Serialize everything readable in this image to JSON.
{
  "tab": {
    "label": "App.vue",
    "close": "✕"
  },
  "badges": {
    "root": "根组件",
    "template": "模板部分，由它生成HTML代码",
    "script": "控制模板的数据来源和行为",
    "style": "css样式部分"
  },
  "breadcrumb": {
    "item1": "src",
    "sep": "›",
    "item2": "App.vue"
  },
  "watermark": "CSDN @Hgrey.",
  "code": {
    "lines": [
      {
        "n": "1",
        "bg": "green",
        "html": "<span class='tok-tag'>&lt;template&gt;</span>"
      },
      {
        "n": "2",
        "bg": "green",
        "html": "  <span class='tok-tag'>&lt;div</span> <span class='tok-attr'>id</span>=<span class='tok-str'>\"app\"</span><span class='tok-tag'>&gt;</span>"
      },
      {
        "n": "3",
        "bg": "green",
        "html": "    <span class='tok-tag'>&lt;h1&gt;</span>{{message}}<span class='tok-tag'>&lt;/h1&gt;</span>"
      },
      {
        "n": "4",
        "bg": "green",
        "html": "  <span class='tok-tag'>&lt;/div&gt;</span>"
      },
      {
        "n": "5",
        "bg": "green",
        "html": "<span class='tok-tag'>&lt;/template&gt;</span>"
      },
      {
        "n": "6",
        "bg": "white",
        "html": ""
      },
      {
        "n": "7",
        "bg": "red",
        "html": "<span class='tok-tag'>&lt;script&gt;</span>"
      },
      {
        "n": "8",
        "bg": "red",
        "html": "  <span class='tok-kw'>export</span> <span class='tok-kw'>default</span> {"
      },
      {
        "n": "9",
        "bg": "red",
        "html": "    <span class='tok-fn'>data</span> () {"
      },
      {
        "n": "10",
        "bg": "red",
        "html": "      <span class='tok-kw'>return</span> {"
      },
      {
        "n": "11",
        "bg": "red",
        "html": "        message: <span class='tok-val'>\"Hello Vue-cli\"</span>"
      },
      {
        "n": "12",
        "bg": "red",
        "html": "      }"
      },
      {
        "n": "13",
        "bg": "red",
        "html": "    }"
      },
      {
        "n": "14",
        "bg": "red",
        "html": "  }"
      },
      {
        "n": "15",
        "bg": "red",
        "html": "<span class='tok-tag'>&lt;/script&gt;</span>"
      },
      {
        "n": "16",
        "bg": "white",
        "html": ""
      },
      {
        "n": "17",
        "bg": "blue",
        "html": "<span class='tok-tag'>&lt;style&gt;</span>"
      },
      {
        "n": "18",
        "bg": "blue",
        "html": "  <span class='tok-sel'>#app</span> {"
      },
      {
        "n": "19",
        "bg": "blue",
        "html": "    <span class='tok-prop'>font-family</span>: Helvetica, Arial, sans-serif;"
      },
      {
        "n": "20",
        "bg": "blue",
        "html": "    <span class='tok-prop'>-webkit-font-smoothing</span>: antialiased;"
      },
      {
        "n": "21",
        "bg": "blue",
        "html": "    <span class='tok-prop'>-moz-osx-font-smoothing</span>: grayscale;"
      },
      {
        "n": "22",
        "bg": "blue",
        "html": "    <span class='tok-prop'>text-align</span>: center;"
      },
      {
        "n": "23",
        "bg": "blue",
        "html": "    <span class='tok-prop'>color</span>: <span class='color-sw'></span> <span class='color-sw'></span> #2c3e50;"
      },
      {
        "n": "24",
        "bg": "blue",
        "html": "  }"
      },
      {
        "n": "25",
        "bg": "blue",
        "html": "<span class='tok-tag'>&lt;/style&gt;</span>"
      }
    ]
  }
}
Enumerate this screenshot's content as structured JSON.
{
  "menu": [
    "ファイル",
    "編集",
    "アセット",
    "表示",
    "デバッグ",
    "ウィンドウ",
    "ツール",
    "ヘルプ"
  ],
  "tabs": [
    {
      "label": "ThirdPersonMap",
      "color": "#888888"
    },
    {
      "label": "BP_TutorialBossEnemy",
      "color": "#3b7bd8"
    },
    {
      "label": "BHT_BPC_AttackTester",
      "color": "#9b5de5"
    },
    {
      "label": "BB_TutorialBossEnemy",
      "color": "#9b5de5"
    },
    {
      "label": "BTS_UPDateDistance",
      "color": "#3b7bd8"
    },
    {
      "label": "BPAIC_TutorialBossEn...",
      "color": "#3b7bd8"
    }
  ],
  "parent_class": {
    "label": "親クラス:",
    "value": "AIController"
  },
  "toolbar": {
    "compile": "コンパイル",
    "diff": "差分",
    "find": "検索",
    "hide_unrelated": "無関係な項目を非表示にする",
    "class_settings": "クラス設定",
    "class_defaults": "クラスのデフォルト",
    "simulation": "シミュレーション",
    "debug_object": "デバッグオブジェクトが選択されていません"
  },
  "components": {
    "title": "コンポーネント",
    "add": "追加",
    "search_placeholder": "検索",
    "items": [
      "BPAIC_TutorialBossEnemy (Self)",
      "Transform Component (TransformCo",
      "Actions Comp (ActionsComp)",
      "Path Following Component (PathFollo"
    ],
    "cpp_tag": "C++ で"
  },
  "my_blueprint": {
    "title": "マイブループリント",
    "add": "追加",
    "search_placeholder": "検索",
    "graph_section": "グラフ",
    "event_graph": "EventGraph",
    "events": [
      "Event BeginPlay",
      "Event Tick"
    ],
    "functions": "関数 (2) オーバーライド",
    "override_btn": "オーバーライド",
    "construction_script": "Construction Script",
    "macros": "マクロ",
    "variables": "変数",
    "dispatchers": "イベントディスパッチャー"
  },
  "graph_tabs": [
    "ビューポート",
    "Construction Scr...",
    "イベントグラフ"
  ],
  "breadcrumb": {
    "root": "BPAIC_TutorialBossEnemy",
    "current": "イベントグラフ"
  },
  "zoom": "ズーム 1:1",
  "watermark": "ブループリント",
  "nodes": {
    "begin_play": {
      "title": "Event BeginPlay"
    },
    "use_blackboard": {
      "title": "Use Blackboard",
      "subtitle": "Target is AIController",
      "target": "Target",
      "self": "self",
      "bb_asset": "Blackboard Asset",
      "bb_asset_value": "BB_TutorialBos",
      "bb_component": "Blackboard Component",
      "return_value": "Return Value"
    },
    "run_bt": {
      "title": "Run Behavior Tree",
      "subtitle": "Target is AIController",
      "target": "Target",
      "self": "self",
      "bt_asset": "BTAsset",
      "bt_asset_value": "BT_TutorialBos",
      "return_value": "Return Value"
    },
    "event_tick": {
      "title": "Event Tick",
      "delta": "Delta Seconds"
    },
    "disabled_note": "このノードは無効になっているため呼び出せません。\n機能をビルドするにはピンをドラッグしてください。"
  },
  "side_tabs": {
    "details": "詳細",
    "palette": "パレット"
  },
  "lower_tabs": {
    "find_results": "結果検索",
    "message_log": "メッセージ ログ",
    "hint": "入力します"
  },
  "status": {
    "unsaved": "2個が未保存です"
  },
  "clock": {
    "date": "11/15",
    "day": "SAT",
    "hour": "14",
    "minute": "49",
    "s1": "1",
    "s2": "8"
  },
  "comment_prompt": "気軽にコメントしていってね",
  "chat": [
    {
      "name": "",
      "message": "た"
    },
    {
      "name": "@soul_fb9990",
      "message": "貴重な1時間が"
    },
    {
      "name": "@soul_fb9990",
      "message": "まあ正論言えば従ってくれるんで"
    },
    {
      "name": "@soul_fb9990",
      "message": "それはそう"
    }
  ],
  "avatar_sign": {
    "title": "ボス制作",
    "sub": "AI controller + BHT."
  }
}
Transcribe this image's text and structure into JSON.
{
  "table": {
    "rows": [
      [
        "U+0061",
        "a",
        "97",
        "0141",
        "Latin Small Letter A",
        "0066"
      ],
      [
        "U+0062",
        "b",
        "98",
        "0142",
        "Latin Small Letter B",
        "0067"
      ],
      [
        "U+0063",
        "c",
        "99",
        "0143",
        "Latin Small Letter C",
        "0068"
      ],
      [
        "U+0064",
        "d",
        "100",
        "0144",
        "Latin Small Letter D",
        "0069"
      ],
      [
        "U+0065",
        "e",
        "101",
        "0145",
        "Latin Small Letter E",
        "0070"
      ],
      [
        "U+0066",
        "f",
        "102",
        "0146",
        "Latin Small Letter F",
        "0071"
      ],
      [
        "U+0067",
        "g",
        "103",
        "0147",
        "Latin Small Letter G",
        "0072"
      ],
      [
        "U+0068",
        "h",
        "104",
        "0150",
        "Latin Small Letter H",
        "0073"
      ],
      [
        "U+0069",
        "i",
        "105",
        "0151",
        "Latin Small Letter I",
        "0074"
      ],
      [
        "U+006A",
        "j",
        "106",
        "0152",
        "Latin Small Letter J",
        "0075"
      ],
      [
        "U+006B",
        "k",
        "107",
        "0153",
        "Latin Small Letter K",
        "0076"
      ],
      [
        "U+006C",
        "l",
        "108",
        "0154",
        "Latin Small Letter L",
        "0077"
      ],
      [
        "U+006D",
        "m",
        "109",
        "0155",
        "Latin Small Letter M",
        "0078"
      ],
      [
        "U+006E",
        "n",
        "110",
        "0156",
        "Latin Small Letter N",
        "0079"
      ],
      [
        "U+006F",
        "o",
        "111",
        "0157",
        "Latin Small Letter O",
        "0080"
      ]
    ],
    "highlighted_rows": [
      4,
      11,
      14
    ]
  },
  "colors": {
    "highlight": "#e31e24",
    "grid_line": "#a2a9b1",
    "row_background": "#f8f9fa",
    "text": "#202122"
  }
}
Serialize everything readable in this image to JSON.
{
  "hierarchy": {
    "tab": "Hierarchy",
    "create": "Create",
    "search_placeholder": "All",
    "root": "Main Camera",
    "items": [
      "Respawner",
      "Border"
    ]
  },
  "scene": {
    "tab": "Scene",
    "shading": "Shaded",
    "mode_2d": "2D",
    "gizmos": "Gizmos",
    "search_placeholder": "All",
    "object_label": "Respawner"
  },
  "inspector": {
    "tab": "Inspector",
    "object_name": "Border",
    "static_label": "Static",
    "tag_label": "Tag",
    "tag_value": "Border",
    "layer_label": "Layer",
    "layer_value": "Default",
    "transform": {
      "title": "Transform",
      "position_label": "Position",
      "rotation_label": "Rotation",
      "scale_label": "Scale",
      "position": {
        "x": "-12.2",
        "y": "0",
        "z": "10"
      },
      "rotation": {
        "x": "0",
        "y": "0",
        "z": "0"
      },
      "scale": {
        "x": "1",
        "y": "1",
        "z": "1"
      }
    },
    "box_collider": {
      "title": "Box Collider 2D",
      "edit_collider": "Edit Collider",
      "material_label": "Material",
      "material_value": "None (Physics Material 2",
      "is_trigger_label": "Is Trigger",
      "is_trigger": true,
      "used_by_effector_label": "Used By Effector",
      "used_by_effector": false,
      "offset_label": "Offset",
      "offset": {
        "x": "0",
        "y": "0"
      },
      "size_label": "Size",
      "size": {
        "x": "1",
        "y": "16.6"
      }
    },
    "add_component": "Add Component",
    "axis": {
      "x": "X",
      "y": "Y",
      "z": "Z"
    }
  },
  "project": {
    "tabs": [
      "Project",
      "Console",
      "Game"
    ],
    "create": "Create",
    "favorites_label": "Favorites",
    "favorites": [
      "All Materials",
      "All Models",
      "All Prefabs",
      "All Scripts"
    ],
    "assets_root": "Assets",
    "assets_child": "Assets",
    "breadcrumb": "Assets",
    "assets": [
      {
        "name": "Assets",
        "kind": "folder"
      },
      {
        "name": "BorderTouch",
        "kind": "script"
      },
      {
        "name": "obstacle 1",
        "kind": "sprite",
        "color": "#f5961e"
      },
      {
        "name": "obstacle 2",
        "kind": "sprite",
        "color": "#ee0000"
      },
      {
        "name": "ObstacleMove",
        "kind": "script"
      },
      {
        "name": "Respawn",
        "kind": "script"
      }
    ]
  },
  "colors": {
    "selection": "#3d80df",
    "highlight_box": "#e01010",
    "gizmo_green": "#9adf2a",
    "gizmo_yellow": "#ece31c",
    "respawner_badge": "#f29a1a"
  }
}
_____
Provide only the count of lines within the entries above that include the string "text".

3